> **Problem statement**
Write out the records in full and without alteration, setting aside their pictures.

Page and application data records
++++++

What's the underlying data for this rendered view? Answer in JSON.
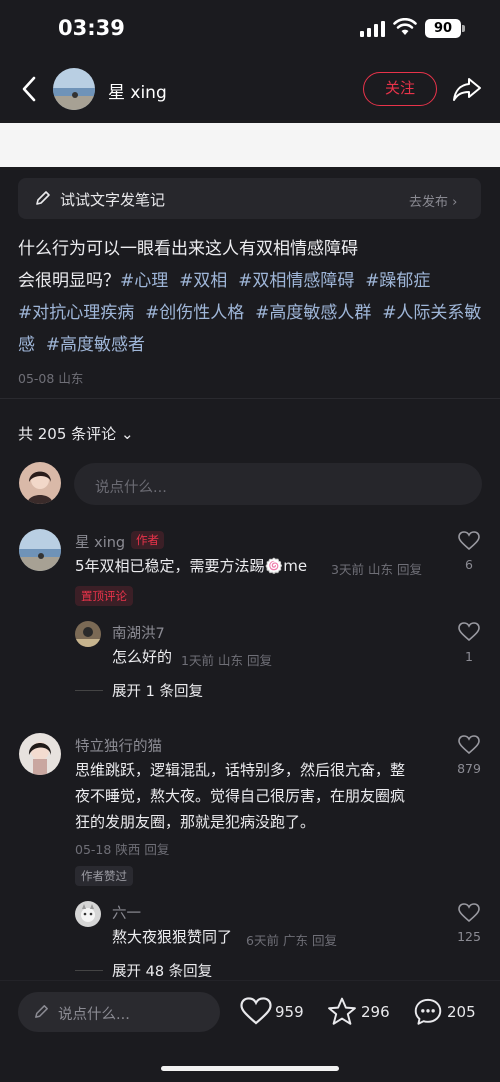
{
  "status": {
    "time": "03:39",
    "battery": "90"
  },
  "header": {
    "author": "星 xing",
    "follow_label": "关注"
  },
  "try_note": {
    "label": "试试文字发笔记",
    "action": "去发布"
  },
  "post": {
    "text_line1": "什么行为可以一眼看出来这人有双相情感障碍",
    "text_line2_prefix": "会很明显吗？",
    "tags": [
      "#心理",
      "#双相",
      "#双相情感障碍",
      "#躁郁症",
      "#对抗心理疾病",
      "#创伤性人格",
      "#高度敏感人群",
      "#人际关系敏感",
      "#高度敏感者"
    ],
    "date": "05-08",
    "location": "山东"
  },
  "comments_header": {
    "count_label": "共 205 条评论"
  },
  "input": {
    "placeholder": "说点什么..."
  },
  "comments": [
    {
      "name": "星 xing",
      "author_badge": "作者",
      "text": "5年双相已稳定，需要方法踢🍥me",
      "time": "3天前",
      "location": "山东",
      "reply": "回复",
      "pin_badge": "置顶评论",
      "likes": "6",
      "replies": [
        {
          "name": "南湖洪7",
          "text": "怎么好的",
          "time": "1天前",
          "location": "山东",
          "reply": "回复",
          "likes": "1"
        }
      ],
      "expand": "展开 1 条回复"
    },
    {
      "name": "特立独行的猫",
      "text_line1": "思维跳跃，逻辑混乱，话特别多，然后很亢奋，整",
      "text_line2": "夜不睡觉，熬大夜。觉得自己很厉害，在朋友圈疯",
      "text_line3": "狂的发朋友圈，那就是犯病没跑了。",
      "time": "05-18",
      "location": "陕西",
      "reply": "回复",
      "liked_badge": "作者赞过",
      "likes": "879",
      "replies": [
        {
          "name": "六一",
          "text": "熬大夜狠狠赞同了",
          "time": "6天前",
          "location": "广东",
          "reply": "回复",
          "likes": "125"
        }
      ],
      "expand": "展开 48 条回复"
    }
  ],
  "bottom": {
    "placeholder": "说点什么...",
    "likes": "959",
    "collects": "296",
    "comments": "205"
  },
  "colors": {
    "accent": "#e8334a",
    "tag": "#9fb6d8",
    "background": "#1b1b1f"
  }
}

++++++

> **Output of the exercise**
What's the underlying data for this rendered view? Answer in JSON.
{
  "status": {
    "time": "03:39",
    "battery": "90"
  },
  "header": {
    "author": "星 xing",
    "follow_label": "关注"
  },
  "try_note": {
    "label": "试试文字发笔记",
    "action": "去发布"
  },
  "post": {
    "text_line1": "什么行为可以一眼看出来这人有双相情感障碍",
    "text_line2_prefix": "会很明显吗？",
    "tags": [
      "#心理",
      "#双相",
      "#双相情感障碍",
      "#躁郁症",
      "#对抗心理疾病",
      "#创伤性人格",
      "#高度敏感人群",
      "#人际关系敏感",
      "#高度敏感者"
    ],
    "date": "05-08",
    "location": "山东"
  },
  "comments_header": {
    "count_label": "共 205 条评论"
  },
  "input": {
    "placeholder": "说点什么..."
  },
  "comments": [
    {
      "name": "星 xing",
      "author_badge": "作者",
      "text": "5年双相已稳定，需要方法踢🍥me",
      "time": "3天前",
      "location": "山东",
      "reply": "回复",
      "pin_badge": "置顶评论",
      "likes": "6",
      "replies": [
        {
          "name": "南湖洪7",
          "text": "怎么好的",
          "time": "1天前",
          "location": "山东",
          "reply": "回复",
          "likes": "1"
        }
      ],
      "expand": "展开 1 条回复"
    },
    {
      "name": "特立独行的猫",
      "text_line1": "思维跳跃，逻辑混乱，话特别多，然后很亢奋，整",
      "text_line2": "夜不睡觉，熬大夜。觉得自己很厉害，在朋友圈疯",
      "text_line3": "狂的发朋友圈，那就是犯病没跑了。",
      "time": "05-18",
      "location": "陕西",
      "reply": "回复",
      "liked_badge": "作者赞过",
      "likes": "879",
      "replies": [
        {
          "name": "六一",
          "text": "熬大夜狠狠赞同了",
          "time": "6天前",
          "location": "广东",
          "reply": "回复",
          "likes": "125"
        }
      ],
      "expand": "展开 48 条回复"
    }
  ],
  "bottom": {
    "placeholder": "说点什么...",
    "likes": "959",
    "collects": "296",
    "comments": "205"
  },
  "colors": {
    "accent": "#e8334a",
    "tag": "#9fb6d8",
    "background": "#1b1b1f"
  }
}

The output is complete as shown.